[WORK ITEM] Nothing is to be left out; print all the entries exactly.

[EXTRACTED MATERIAL]
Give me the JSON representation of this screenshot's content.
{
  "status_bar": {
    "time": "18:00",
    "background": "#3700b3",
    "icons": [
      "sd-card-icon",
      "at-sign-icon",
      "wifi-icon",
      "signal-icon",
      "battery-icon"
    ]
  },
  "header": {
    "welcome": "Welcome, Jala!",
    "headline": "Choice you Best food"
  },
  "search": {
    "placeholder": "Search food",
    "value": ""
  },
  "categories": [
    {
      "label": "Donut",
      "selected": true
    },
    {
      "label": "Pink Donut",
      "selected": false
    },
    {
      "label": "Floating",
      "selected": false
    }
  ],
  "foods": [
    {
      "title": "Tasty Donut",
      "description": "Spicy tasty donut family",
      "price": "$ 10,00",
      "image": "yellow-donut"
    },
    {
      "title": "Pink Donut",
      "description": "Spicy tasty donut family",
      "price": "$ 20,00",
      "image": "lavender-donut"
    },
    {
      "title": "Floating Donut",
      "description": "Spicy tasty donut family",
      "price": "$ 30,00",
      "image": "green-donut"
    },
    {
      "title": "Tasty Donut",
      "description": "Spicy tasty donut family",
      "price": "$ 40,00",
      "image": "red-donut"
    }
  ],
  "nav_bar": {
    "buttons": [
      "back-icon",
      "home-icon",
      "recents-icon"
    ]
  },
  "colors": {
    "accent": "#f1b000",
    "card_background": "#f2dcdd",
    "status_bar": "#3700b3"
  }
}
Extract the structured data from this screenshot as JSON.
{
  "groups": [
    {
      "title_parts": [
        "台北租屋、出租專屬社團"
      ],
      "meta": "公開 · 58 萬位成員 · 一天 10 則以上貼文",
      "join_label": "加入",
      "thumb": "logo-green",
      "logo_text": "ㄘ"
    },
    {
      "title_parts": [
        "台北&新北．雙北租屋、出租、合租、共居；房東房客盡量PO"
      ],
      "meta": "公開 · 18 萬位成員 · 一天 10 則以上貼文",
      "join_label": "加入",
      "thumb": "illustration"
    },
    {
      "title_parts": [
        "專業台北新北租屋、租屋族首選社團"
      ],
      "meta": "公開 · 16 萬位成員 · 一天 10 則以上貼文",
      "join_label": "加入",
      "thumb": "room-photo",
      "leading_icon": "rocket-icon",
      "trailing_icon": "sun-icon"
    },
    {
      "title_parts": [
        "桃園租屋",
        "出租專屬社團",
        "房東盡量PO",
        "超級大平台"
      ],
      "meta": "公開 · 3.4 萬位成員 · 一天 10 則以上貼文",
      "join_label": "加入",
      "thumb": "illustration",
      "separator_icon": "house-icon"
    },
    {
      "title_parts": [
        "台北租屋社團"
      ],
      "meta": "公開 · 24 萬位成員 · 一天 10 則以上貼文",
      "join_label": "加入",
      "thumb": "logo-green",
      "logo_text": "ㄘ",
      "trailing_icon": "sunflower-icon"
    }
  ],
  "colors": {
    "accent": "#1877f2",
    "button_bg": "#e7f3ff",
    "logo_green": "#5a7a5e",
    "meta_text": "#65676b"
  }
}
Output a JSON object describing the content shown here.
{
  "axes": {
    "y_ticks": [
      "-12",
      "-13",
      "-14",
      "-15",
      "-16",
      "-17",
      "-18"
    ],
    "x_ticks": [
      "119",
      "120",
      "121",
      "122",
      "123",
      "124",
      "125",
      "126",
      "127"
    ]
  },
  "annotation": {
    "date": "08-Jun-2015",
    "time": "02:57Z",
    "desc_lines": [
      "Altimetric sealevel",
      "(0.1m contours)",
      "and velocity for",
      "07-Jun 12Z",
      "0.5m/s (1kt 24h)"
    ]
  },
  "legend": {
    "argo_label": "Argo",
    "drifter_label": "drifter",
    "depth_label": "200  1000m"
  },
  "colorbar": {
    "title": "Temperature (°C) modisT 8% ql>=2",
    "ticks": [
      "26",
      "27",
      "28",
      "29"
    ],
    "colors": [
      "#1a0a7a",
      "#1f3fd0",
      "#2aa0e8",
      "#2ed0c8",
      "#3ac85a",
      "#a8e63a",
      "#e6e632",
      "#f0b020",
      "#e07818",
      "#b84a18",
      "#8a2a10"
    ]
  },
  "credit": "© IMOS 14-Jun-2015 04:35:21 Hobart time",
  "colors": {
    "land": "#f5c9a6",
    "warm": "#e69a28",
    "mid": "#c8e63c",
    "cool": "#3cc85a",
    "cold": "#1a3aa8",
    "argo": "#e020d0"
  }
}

[ANSWER FOR THIS EXERCISE]
Give me the JSON representation of this screenshot's content.
{
  "status_bar": {
    "time": "18:00",
    "background": "#3700b3",
    "icons": [
      "sd-card-icon",
      "at-sign-icon",
      "wifi-icon",
      "signal-icon",
      "battery-icon"
    ]
  },
  "header": {
    "welcome": "Welcome, Jala!",
    "headline": "Choice you Best food"
  },
  "search": {
    "placeholder": "Search food",
    "value": ""
  },
  "categories": [
    {
      "label": "Donut",
      "selected": true
    },
    {
      "label": "Pink Donut",
      "selected": false
    },
    {
      "label": "Floating",
      "selected": false
    }
  ],
  "foods": [
    {
      "title": "Tasty Donut",
      "description": "Spicy tasty donut family",
      "price": "$ 10,00",
      "image": "yellow-donut"
    },
    {
      "title": "Pink Donut",
      "description": "Spicy tasty donut family",
      "price": "$ 20,00",
      "image": "lavender-donut"
    },
    {
      "title": "Floating Donut",
      "description": "Spicy tasty donut family",
      "price": "$ 30,00",
      "image": "green-donut"
    },
    {
      "title": "Tasty Donut",
      "description": "Spicy tasty donut family",
      "price": "$ 40,00",
      "image": "red-donut"
    }
  ],
  "nav_bar": {
    "buttons": [
      "back-icon",
      "home-icon",
      "recents-icon"
    ]
  },
  "colors": {
    "accent": "#f1b000",
    "card_background": "#f2dcdd",
    "status_bar": "#3700b3"
  }
}
Extract the structured data from this screenshot as JSON.
{
  "groups": [
    {
      "title_parts": [
        "台北租屋、出租專屬社團"
      ],
      "meta": "公開 · 58 萬位成員 · 一天 10 則以上貼文",
      "join_label": "加入",
      "thumb": "logo-green",
      "logo_text": "ㄘ"
    },
    {
      "title_parts": [
        "台北&新北．雙北租屋、出租、合租、共居；房東房客盡量PO"
      ],
      "meta": "公開 · 18 萬位成員 · 一天 10 則以上貼文",
      "join_label": "加入",
      "thumb": "illustration"
    },
    {
      "title_parts": [
        "專業台北新北租屋、租屋族首選社團"
      ],
      "meta": "公開 · 16 萬位成員 · 一天 10 則以上貼文",
      "join_label": "加入",
      "thumb": "room-photo",
      "leading_icon": "rocket-icon",
      "trailing_icon": "sun-icon"
    },
    {
      "title_parts": [
        "桃園租屋",
        "出租專屬社團",
        "房東盡量PO",
        "超級大平台"
      ],
      "meta": "公開 · 3.4 萬位成員 · 一天 10 則以上貼文",
      "join_label": "加入",
      "thumb": "illustration",
      "separator_icon": "house-icon"
    },
    {
      "title_parts": [
        "台北租屋社團"
      ],
      "meta": "公開 · 24 萬位成員 · 一天 10 則以上貼文",
      "join_label": "加入",
      "thumb": "logo-green",
      "logo_text": "ㄘ",
      "trailing_icon": "sunflower-icon"
    }
  ],
  "colors": {
    "accent": "#1877f2",
    "button_bg": "#e7f3ff",
    "logo_green": "#5a7a5e",
    "meta_text": "#65676b"
  }
}
Output a JSON object describing the content shown here.
{
  "axes": {
    "y_ticks": [
      "-12",
      "-13",
      "-14",
      "-15",
      "-16",
      "-17",
      "-18"
    ],
    "x_ticks": [
      "119",
      "120",
      "121",
      "122",
      "123",
      "124",
      "125",
      "126",
      "127"
    ]
  },
  "annotation": {
    "date": "08-Jun-2015",
    "time": "02:57Z",
    "desc_lines": [
      "Altimetric sealevel",
      "(0.1m contours)",
      "and velocity for",
      "07-Jun 12Z",
      "0.5m/s (1kt 24h)"
    ]
  },
  "legend": {
    "argo_label": "Argo",
    "drifter_label": "drifter",
    "depth_label": "200  1000m"
  },
  "colorbar": {
    "title": "Temperature (°C) modisT 8% ql>=2",
    "ticks": [
      "26",
      "27",
      "28",
      "29"
    ],
    "colors": [
      "#1a0a7a",
      "#1f3fd0",
      "#2aa0e8",
      "#2ed0c8",
      "#3ac85a",
      "#a8e63a",
      "#e6e632",
      "#f0b020",
      "#e07818",
      "#b84a18",
      "#8a2a10"
    ]
  },
  "credit": "© IMOS 14-Jun-2015 04:35:21 Hobart time",
  "colors": {
    "land": "#f5c9a6",
    "warm": "#e69a28",
    "mid": "#c8e63c",
    "cool": "#3cc85a",
    "cold": "#1a3aa8",
    "argo": "#e020d0"
  }
}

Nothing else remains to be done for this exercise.